Those breakdowns change for schools that serve students in grades 9-12, with 30% of their letter grade depending on students’ proficiency on the state assessment, 20% on student growth in their math and English/Language Arts performance compared to their academic peers, 20% on the school’s 4-7-year graduation rate, 20% on students College and Career Readiness, an up to 3 point science bonus and up to 2 point special education bonus.

The letter grade for alternative 9-12 schools is based on 35% on an alternative College and Career Readiness indicator self-reported by the school, 30% of students Growth to Graduation that includes academic persistence, credits earned and the percent of student on track to graduate, 15% on students proficiency on the state assessment, 10% on proficiency and growth on the English Learner Assessment, 10% on the 4-7 year graduation rate, and an up to 6 points graduation rate bonus.

Schools that serve students in grades K-12, 1-12, 2-12, 3-12, 4-12, 6-11, etc. are considered hybrid schools and they use both the K-8 and 9-12 models which are calculated independently.

The students in grades K-8 are used to determine the K-8 total points earned and students in grades 9-12 determine the 9-12 total points earned. Total points for hybrid schools are calculated using a weighted average. The weighted average is based on the students enrolled in the K-8 and 9-12 models at the start of the spring testing window.

Schools have until 5 p.m November 15th to appeal their letter grade. Schools who appeal their letter grade will be marked as “UR” (under review) until the State Board of Education takes action on their appeal at the December 9, 2022 meeting.
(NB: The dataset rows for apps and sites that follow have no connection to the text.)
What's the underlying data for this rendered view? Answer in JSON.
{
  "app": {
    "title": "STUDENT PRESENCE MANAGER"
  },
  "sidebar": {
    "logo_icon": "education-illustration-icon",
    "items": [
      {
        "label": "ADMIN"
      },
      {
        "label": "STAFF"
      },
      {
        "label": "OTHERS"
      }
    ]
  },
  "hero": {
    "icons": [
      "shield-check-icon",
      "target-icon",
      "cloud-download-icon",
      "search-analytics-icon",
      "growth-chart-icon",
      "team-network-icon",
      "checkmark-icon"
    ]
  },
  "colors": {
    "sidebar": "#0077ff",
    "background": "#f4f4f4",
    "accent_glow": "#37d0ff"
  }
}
Depending on the outcome of appeals, schools’ letter grades may change.

School letter grades show students’ proficiency growth, more A & B schools State_9-12Alt_Model_FY21
How alternative schools for grades 9-12 school letter grades are determined.

What’s to come
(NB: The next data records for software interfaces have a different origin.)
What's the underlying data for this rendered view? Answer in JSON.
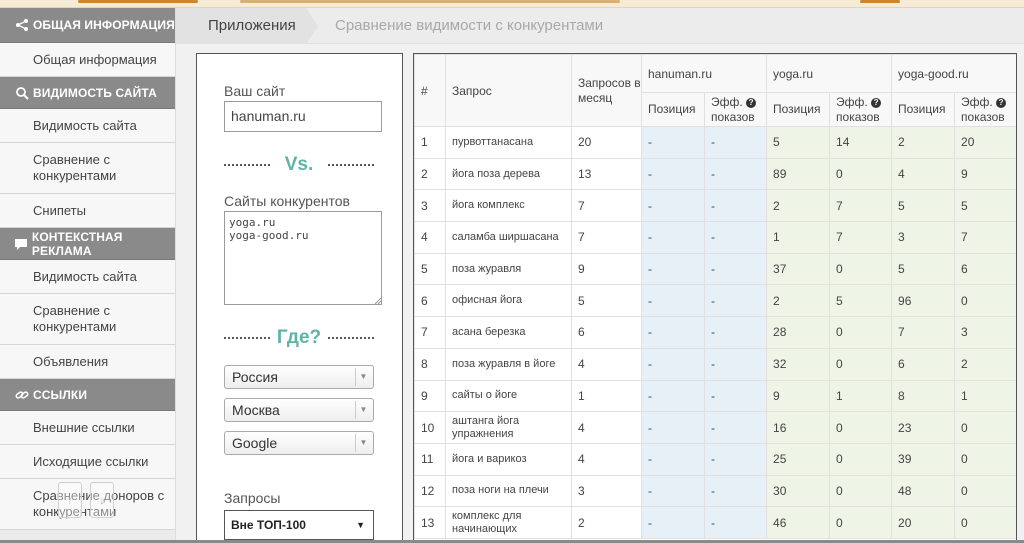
{
  "colors": {
    "sidebar_header": "#8a8a8a",
    "accent_teal": "#5fb3a8",
    "hanuman_col": "#e6f0f6",
    "competitor_col": "#eef5e6"
  },
  "sidebar": {
    "sections": [
      {
        "title": "ОБЩАЯ ИНФОРМАЦИЯ",
        "icon": "share-icon",
        "items": [
          "Общая информация"
        ]
      },
      {
        "title": "ВИДИМОСТЬ САЙТА",
        "icon": "search-icon",
        "items": [
          "Видимость сайта",
          "Сравнение с конкурентами",
          "Снипеты"
        ]
      },
      {
        "title": "КОНТЕКСТНАЯ РЕКЛАМА",
        "icon": "chat-icon",
        "items": [
          "Видимость сайта",
          "Сравнение с конкурентами",
          "Объявления"
        ]
      },
      {
        "title": "ССЫЛКИ",
        "icon": "link-icon",
        "items": [
          "Внешние ссылки",
          "Исходящие ссылки",
          "Сравнение доноров с конкурентами"
        ]
      }
    ]
  },
  "breadcrumb": {
    "first": "Приложения",
    "current": "Сравнение видимости с конкурентами"
  },
  "form": {
    "site_label": "Ваш сайт",
    "site_value": "hanuman.ru",
    "vs_label": "Vs.",
    "competitors_label": "Сайты конкурентов",
    "competitors_value": "yoga.ru\nyoga-good.ru",
    "where_label": "Где?",
    "country": "Россия",
    "city": "Москва",
    "engine": "Google",
    "queries_label": "Запросы",
    "queries_value": "Вне ТОП-100"
  },
  "table": {
    "headers": {
      "num": "#",
      "query": "Запрос",
      "monthly": "Запросов в месяц",
      "sites": [
        "hanuman.ru",
        "yoga.ru",
        "yoga-good.ru"
      ],
      "position": "Позиция",
      "eff": "Эфф.",
      "eff2": "показов"
    },
    "rows": [
      {
        "n": "1",
        "q": "пурвоттанасана",
        "m": "20",
        "v": [
          "-",
          "-",
          "5",
          "14",
          "2",
          "20"
        ]
      },
      {
        "n": "2",
        "q": "йога поза дерева",
        "m": "13",
        "v": [
          "-",
          "-",
          "89",
          "0",
          "4",
          "9"
        ]
      },
      {
        "n": "3",
        "q": "йога комплекс",
        "m": "7",
        "v": [
          "-",
          "-",
          "2",
          "7",
          "5",
          "5"
        ]
      },
      {
        "n": "4",
        "q": "саламба ширшасана",
        "m": "7",
        "v": [
          "-",
          "-",
          "1",
          "7",
          "3",
          "7"
        ]
      },
      {
        "n": "5",
        "q": "поза журавля",
        "m": "9",
        "v": [
          "-",
          "-",
          "37",
          "0",
          "5",
          "6"
        ]
      },
      {
        "n": "6",
        "q": "офисная йога",
        "m": "5",
        "v": [
          "-",
          "-",
          "2",
          "5",
          "96",
          "0"
        ]
      },
      {
        "n": "7",
        "q": "асана березка",
        "m": "6",
        "v": [
          "-",
          "-",
          "28",
          "0",
          "7",
          "3"
        ]
      },
      {
        "n": "8",
        "q": "поза журавля в йоге",
        "m": "4",
        "v": [
          "-",
          "-",
          "32",
          "0",
          "6",
          "2"
        ]
      },
      {
        "n": "9",
        "q": "сайты о йоге",
        "m": "1",
        "v": [
          "-",
          "-",
          "9",
          "1",
          "8",
          "1"
        ]
      },
      {
        "n": "10",
        "q": "аштанга йога упражнения",
        "m": "4",
        "v": [
          "-",
          "-",
          "16",
          "0",
          "23",
          "0"
        ]
      },
      {
        "n": "11",
        "q": "йога и варикоз",
        "m": "4",
        "v": [
          "-",
          "-",
          "25",
          "0",
          "39",
          "0"
        ]
      },
      {
        "n": "12",
        "q": "поза ноги на плечи",
        "m": "3",
        "v": [
          "-",
          "-",
          "30",
          "0",
          "48",
          "0"
        ]
      },
      {
        "n": "13",
        "q": "комплекс для начинающих",
        "m": "2",
        "v": [
          "-",
          "-",
          "46",
          "0",
          "20",
          "0"
        ]
      }
    ]
  }
}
Before adopting the cut scores this year, State Board of Education members shared what they hoped would be taken into consideration for school letter grades in the future.

“I would like the board to take a rigorous step toward reassessing what our letter grades mean and what our students actually know and would like to work with members of this board and other stakeholders throughout the state to get us to a place of what an A actually means for us in this state and to work with Legislators etc., to ensure that they have the resources so that all of our students can reach that point,” said Katherine Haley, State Board of Education public member. “I reluctantly vote yes.”

“For the past 10 to 20 years, the conversation really hasn’t really changed that much. It’s been more about should we weigh proficiency more, what about growth?” said Karla Phillips-Krivickas, State Board of Education public member.

Phillips-Krivickas said she “would love for us to have that broader conversation” around developing competencies and think about how to measure those for assessments and accountability.

In addition, Phillips-Krivickas said, “For instance, I know my community – my daughter has Down syndrome that you know – all the parents I know would love to know what the percentage of the inclusion rate is at their schools, which is something that is part of letter grade calculations and they would love to see that. Another thing we could do is enhance transparency on that side as well.”

School letter grades show students’ proficiency growth, more A & B schools Dr.-Jacqui-Clay
Dr. Jacqui Clay

State Board of Education member and Cochise County School Superintendent Dr. Jacqui Clay said “we need to include people who are in the foxhole, not just people who are outside the box looking in.”

“Educators know what’s going on, we know what our challenges are,” Dr. Clay said.

“It’s very important that stakeholders, but more importantly teachers and educators are involved and that teachers and educators are not talked at and thrown data at. OK,” Dr. Clay said.

“Regardless of what form of accountability we select, we will not and should not hold our schools hostage by data that does not take into consideration the whole child approach,” Dr. Clay said.

“We really, really need to be careful with that and make sure all the stakeholders are involved and we get the 360 degree landscape of what’s going on so that we can do the best we can for our students and our teachers,” Dr. Clay said.